Initially, I was a bit of a skeptic, being very happy in my "strongly typed" comfort zone. Yet, I discovered what many other Java developers have discovered about Rails -- it really can make developing web applications more fun. More on that in the future.
jMaki On Rails
During the same time frame, I started following the jMaki project (and its spinoff widget libraries project) more closely. It became clear that the conceptual approaches taken by jMaki and Rails were very much compatible with each other. For example, here's an RHTML view containing a Yahoo Menu widget:
Of course, you can pass information from your Rails controller to jMaki, just like you can with all the other helper methods, via instance variables created by your action methods. For example, if you had built up a hash named
@model_data that contained all the information currently included literally in the view above, you would end up with something much simpler:
<%= jmaki_widget "yahoo.map", @menu_data %>
Hybrid approaches, with data partially included in the view and partially provided by the model, are available as well. A common use case for this would be in a table or data grid control, where you might specify the column headings in the view and pull the row data from the model. Any combination is possible, given that the second and subsequent arguments are all just Ruby expressions.

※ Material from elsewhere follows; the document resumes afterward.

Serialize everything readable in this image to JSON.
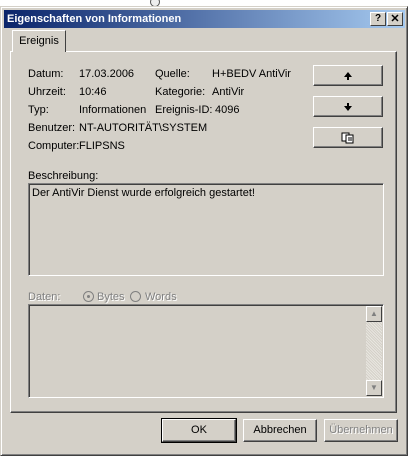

Using jMaki On Rails
Support for jMaki is still pretty bleeding edge, but will make its way towards a fully functional release in the next few months. If you want to play with it today, start by grabbing either Ruby or JRuby, and also installing Rails (1.2.x or later) and a Subversion client. The jMaki support is provided as a set of Rails plugins ... one for the core runtime, and one for each widget library you want to support.
Let's create a Rails application, and then load jMaki support for both Yahoo and Spry widgets. In this case I am adding the jMaki plugins repository to my local configuration -- that is optional, but makes the install commands easier to perform.
rails jmaki_demo cd jmaki_demo script/plugin source http://jmaki-goodies.googlecode.com/svn/trunk/rails_plugins script/plugin install jmaki_core script/plugin install jmaki_spry script/plugin install jmaki_yahoo
At this point, my Rails application is fully jMaki-enabled. In the
<head> section every page, we will need to establish the jMaki environment for that page (typically, you will do this in a layout to avoid repeating yourself):
Finally, individual jMaki widgets are created by using the
jMaki On Rails On NetBeans
To use this, you will also need the latest Ruby support in NetBeans, which is available in the NetBeans 6.0 Milestone 9 preview.
The current code is pretty rough, and many of the widgets are not fully functional yet. But the hard part of the problems have been solved, and we're down to the details. There are lots of things that need to changed, but here are two bugs and a missing feature that are the most visible problems at the moment:
- The current runtime for Rails does not yet understand the jMaki conventions for passing API keys for things like Google Maps down to the widget.